## The problem
List, from the lines below, each one with "true" in it.

## Extracted entries
-------------------------

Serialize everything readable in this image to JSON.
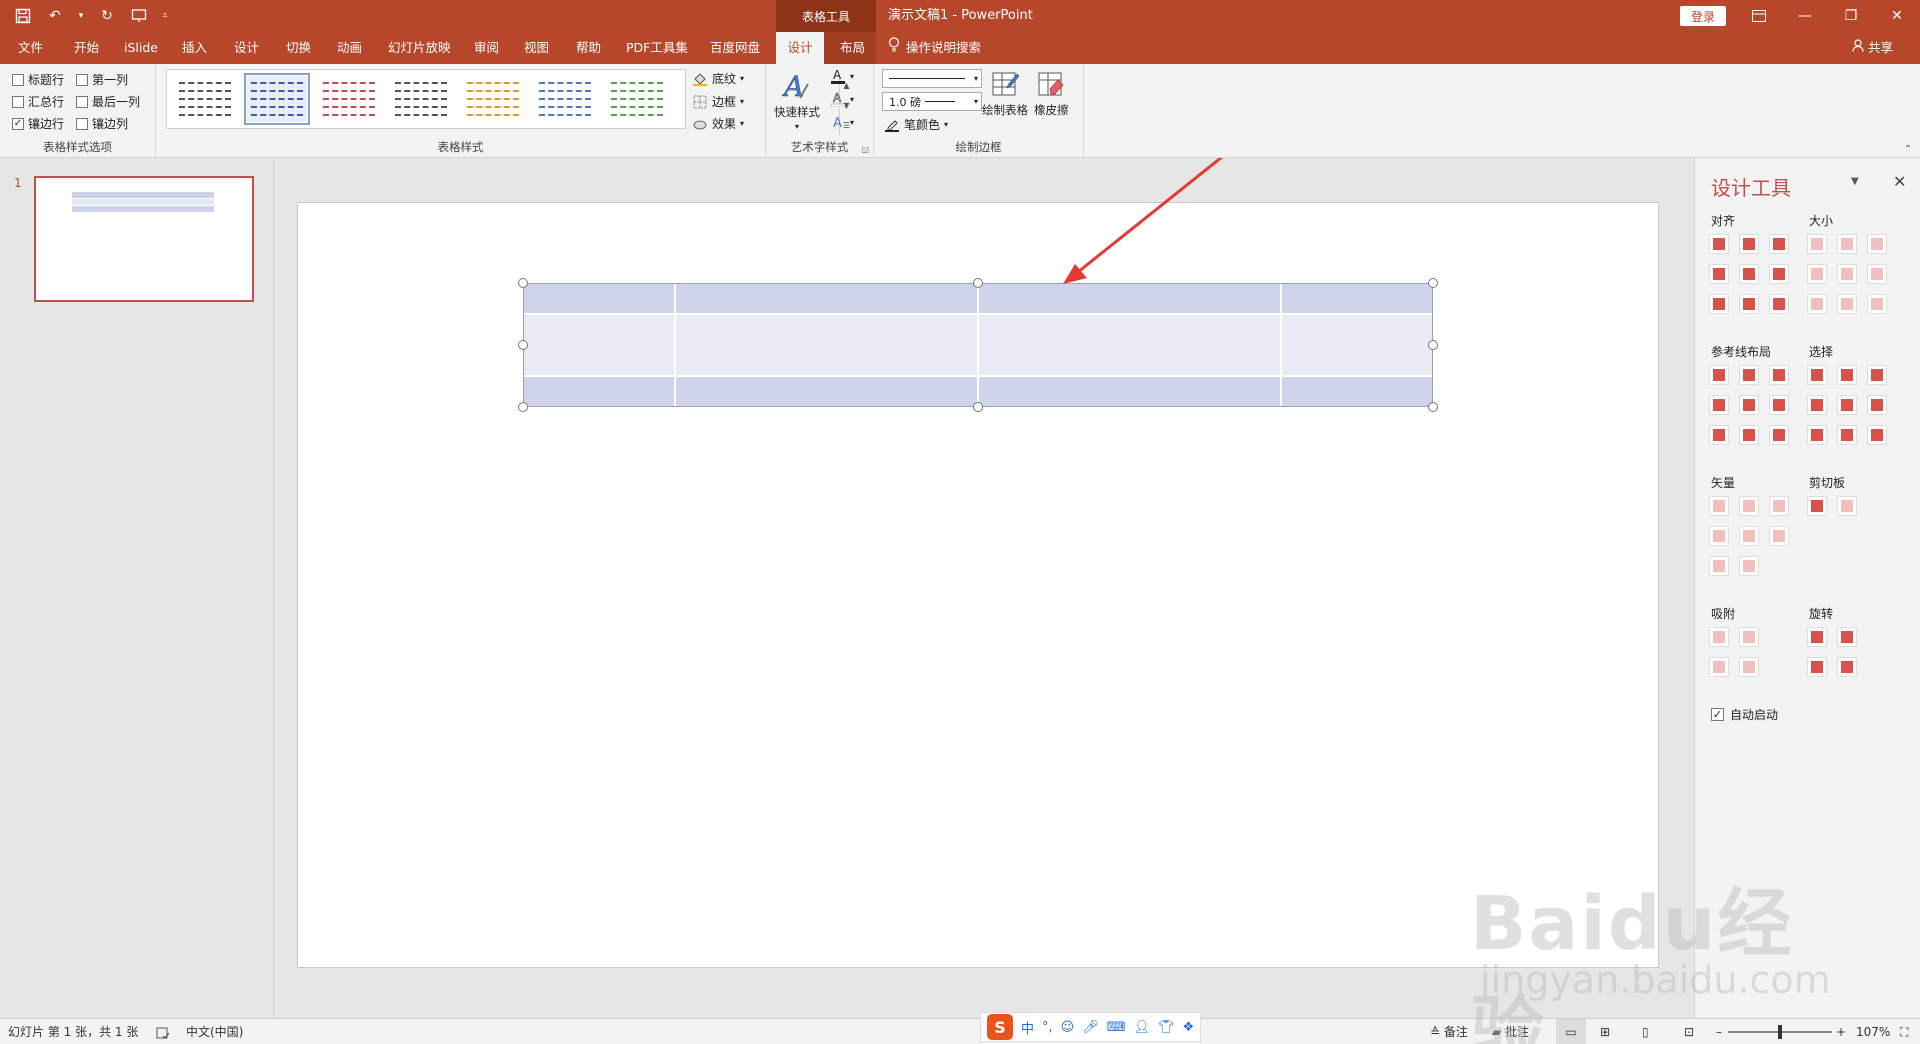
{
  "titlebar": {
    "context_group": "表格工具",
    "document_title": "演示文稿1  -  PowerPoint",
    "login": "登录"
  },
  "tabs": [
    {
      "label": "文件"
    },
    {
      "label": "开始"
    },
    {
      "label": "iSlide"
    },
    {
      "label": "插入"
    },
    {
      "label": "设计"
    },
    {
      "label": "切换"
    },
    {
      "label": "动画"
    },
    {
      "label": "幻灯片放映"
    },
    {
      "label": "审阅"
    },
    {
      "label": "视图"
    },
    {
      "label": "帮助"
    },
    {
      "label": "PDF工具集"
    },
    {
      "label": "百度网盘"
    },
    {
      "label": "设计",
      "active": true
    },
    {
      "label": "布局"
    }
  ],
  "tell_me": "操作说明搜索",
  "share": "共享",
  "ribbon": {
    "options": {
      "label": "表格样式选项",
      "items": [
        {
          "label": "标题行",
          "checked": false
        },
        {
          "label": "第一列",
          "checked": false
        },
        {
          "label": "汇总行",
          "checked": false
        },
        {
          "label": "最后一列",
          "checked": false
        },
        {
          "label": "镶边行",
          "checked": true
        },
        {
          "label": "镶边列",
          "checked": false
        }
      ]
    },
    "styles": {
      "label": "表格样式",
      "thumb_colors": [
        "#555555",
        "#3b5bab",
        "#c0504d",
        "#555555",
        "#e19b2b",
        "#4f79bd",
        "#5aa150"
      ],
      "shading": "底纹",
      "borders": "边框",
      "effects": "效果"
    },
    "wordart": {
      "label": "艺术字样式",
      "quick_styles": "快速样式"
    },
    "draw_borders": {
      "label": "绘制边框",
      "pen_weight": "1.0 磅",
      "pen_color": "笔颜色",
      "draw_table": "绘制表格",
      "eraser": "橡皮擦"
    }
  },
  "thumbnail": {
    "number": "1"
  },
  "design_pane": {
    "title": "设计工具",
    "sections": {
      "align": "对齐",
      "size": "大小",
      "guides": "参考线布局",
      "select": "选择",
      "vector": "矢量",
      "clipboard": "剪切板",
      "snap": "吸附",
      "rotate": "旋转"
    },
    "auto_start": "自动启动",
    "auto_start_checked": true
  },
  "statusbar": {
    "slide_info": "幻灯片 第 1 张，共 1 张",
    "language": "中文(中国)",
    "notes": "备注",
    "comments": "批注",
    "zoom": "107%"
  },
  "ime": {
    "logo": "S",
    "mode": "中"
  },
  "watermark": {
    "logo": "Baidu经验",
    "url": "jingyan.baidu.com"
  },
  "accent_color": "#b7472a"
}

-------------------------

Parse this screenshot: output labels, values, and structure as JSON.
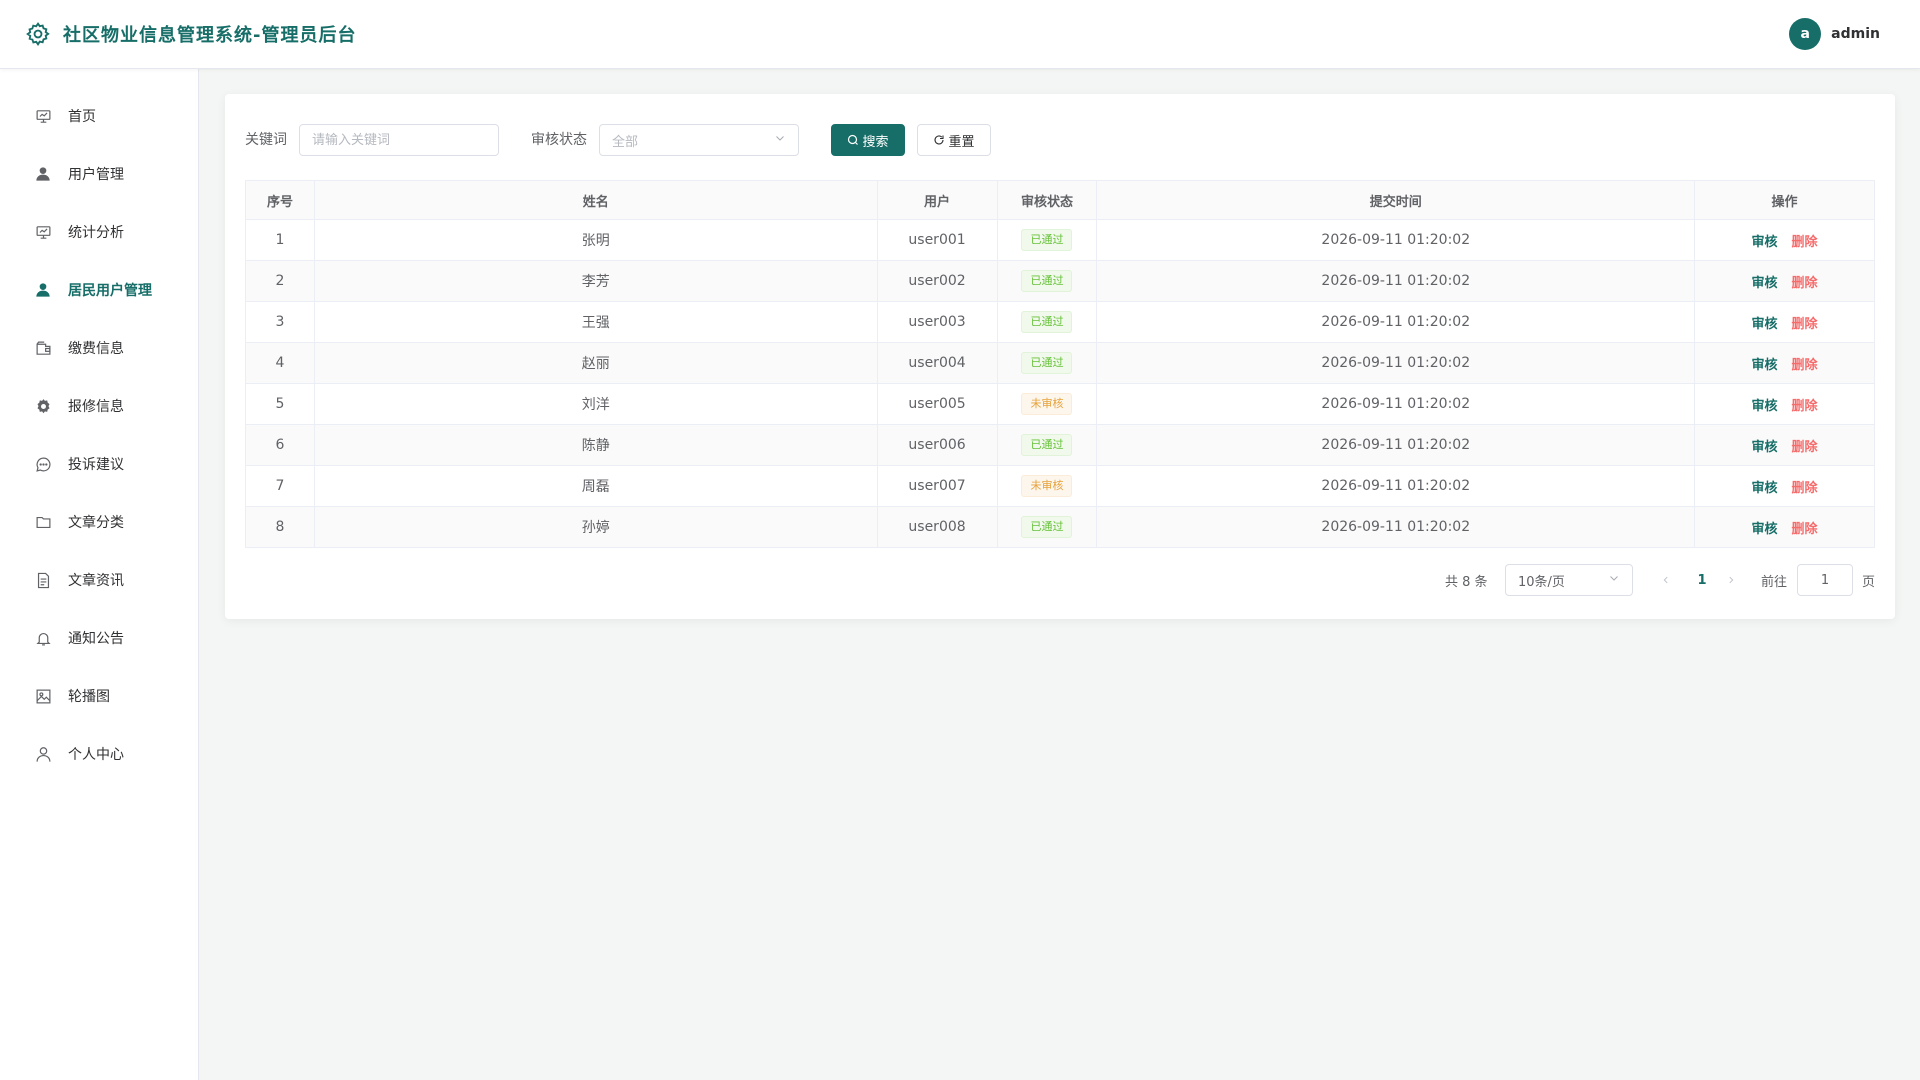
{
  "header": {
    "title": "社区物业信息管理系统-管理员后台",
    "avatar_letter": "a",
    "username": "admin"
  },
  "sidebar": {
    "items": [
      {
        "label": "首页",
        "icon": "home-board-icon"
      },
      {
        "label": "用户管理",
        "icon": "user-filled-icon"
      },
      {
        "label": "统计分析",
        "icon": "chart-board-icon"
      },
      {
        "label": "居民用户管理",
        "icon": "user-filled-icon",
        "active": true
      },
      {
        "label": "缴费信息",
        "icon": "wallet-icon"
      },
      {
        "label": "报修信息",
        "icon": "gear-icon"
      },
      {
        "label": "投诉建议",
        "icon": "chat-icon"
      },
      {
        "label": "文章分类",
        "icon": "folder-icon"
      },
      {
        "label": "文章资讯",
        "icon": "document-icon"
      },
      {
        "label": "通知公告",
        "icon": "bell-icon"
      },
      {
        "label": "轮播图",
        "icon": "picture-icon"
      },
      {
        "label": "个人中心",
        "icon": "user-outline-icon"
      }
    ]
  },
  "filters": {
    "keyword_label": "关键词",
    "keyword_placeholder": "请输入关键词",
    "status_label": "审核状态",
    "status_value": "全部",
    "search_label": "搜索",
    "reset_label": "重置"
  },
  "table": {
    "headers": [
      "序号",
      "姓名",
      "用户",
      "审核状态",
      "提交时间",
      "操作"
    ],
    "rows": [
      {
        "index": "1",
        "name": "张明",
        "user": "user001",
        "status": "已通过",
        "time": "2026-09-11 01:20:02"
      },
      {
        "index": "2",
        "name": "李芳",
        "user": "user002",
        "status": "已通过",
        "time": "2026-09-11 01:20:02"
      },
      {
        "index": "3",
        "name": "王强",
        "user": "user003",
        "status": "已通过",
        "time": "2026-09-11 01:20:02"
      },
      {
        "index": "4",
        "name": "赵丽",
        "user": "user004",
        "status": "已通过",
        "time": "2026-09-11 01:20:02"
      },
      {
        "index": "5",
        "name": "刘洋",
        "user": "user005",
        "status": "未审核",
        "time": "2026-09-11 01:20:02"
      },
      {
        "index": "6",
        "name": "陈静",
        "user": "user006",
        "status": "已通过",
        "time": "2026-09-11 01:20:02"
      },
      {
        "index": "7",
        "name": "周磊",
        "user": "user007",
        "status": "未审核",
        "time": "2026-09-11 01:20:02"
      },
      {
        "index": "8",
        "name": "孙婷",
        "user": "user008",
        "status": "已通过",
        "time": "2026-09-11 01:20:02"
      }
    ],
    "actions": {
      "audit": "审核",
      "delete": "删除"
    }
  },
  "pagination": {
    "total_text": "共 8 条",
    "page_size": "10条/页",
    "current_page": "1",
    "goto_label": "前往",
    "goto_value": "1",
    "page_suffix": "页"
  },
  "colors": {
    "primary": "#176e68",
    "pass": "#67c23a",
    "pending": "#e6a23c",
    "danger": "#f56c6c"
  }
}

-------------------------

## Exercise solution
      "active": true
          "checked": true
    "auto_start_checked": true
        "active": true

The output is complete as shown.